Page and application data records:
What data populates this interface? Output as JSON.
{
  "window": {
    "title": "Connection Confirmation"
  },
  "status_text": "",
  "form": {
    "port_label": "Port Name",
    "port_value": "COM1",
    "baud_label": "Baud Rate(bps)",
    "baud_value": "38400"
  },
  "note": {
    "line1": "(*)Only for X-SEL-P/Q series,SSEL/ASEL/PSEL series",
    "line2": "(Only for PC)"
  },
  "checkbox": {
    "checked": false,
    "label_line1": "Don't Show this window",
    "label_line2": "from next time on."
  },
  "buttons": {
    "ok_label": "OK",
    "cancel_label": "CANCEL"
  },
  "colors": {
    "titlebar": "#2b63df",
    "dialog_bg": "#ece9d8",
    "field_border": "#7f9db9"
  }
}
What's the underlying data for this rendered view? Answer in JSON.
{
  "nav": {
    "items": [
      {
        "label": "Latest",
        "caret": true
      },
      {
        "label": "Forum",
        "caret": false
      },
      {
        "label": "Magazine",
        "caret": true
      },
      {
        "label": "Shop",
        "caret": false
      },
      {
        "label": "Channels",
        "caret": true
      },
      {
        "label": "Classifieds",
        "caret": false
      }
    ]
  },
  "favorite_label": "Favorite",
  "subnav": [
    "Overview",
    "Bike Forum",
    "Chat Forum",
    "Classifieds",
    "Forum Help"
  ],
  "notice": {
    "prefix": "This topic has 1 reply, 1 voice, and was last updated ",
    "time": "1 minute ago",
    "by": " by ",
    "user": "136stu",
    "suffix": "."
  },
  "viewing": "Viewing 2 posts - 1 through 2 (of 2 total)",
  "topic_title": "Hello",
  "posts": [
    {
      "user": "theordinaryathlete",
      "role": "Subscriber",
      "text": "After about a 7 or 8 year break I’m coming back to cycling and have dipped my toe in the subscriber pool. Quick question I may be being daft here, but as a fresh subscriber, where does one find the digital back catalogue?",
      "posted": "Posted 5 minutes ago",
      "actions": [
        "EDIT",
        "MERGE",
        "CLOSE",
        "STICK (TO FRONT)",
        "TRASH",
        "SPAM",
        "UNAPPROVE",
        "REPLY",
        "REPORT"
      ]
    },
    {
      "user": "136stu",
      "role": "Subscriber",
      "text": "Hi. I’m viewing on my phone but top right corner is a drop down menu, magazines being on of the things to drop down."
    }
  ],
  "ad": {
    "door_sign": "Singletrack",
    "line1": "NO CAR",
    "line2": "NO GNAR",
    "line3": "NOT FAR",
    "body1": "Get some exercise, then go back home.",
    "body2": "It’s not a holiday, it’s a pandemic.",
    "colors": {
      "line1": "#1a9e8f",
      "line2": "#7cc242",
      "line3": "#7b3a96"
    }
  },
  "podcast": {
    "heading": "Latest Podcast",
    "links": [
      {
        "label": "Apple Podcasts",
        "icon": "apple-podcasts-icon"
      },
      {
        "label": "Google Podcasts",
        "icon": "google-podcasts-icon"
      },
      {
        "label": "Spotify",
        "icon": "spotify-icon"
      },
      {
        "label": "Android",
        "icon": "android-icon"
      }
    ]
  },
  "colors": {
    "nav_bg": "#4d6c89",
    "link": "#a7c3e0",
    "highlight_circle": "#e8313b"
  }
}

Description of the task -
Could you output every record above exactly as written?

Result of the exercise -
What data populates this interface? Output as JSON.
{
  "window": {
    "title": "Connection Confirmation"
  },
  "status_text": "",
  "form": {
    "port_label": "Port Name",
    "port_value": "COM1",
    "baud_label": "Baud Rate(bps)",
    "baud_value": "38400"
  },
  "note": {
    "line1": "(*)Only for X-SEL-P/Q series,SSEL/ASEL/PSEL series",
    "line2": "(Only for PC)"
  },
  "checkbox": {
    "checked": false,
    "label_line1": "Don't Show this window",
    "label_line2": "from next time on."
  },
  "buttons": {
    "ok_label": "OK",
    "cancel_label": "CANCEL"
  },
  "colors": {
    "titlebar": "#2b63df",
    "dialog_bg": "#ece9d8",
    "field_border": "#7f9db9"
  }
}
What's the underlying data for this rendered view? Answer in JSON.
{
  "nav": {
    "items": [
      {
        "label": "Latest",
        "caret": true
      },
      {
        "label": "Forum",
        "caret": false
      },
      {
        "label": "Magazine",
        "caret": true
      },
      {
        "label": "Shop",
        "caret": false
      },
      {
        "label": "Channels",
        "caret": true
      },
      {
        "label": "Classifieds",
        "caret": false
      }
    ]
  },
  "favorite_label": "Favorite",
  "subnav": [
    "Overview",
    "Bike Forum",
    "Chat Forum",
    "Classifieds",
    "Forum Help"
  ],
  "notice": {
    "prefix": "This topic has 1 reply, 1 voice, and was last updated ",
    "time": "1 minute ago",
    "by": " by ",
    "user": "136stu",
    "suffix": "."
  },
  "viewing": "Viewing 2 posts - 1 through 2 (of 2 total)",
  "topic_title": "Hello",
  "posts": [
    {
      "user": "theordinaryathlete",
      "role": "Subscriber",
      "text": "After about a 7 or 8 year break I’m coming back to cycling and have dipped my toe in the subscriber pool. Quick question I may be being daft here, but as a fresh subscriber, where does one find the digital back catalogue?",
      "posted": "Posted 5 minutes ago",
      "actions": [
        "EDIT",
        "MERGE",
        "CLOSE",
        "STICK (TO FRONT)",
        "TRASH",
        "SPAM",
        "UNAPPROVE",
        "REPLY",
        "REPORT"
      ]
    },
    {
      "user": "136stu",
      "role": "Subscriber",
      "text": "Hi. I’m viewing on my phone but top right corner is a drop down menu, magazines being on of the things to drop down."
    }
  ],
  "ad": {
    "door_sign": "Singletrack",
    "line1": "NO CAR",
    "line2": "NO GNAR",
    "line3": "NOT FAR",
    "body1": "Get some exercise, then go back home.",
    "body2": "It’s not a holiday, it’s a pandemic.",
    "colors": {
      "line1": "#1a9e8f",
      "line2": "#7cc242",
      "line3": "#7b3a96"
    }
  },
  "podcast": {
    "heading": "Latest Podcast",
    "links": [
      {
        "label": "Apple Podcasts",
        "icon": "apple-podcasts-icon"
      },
      {
        "label": "Google Podcasts",
        "icon": "google-podcasts-icon"
      },
      {
        "label": "Spotify",
        "icon": "spotify-icon"
      },
      {
        "label": "Android",
        "icon": "android-icon"
      }
    ]
  },
  "colors": {
    "nav_bg": "#4d6c89",
    "link": "#a7c3e0",
    "highlight_circle": "#e8313b"
  }
}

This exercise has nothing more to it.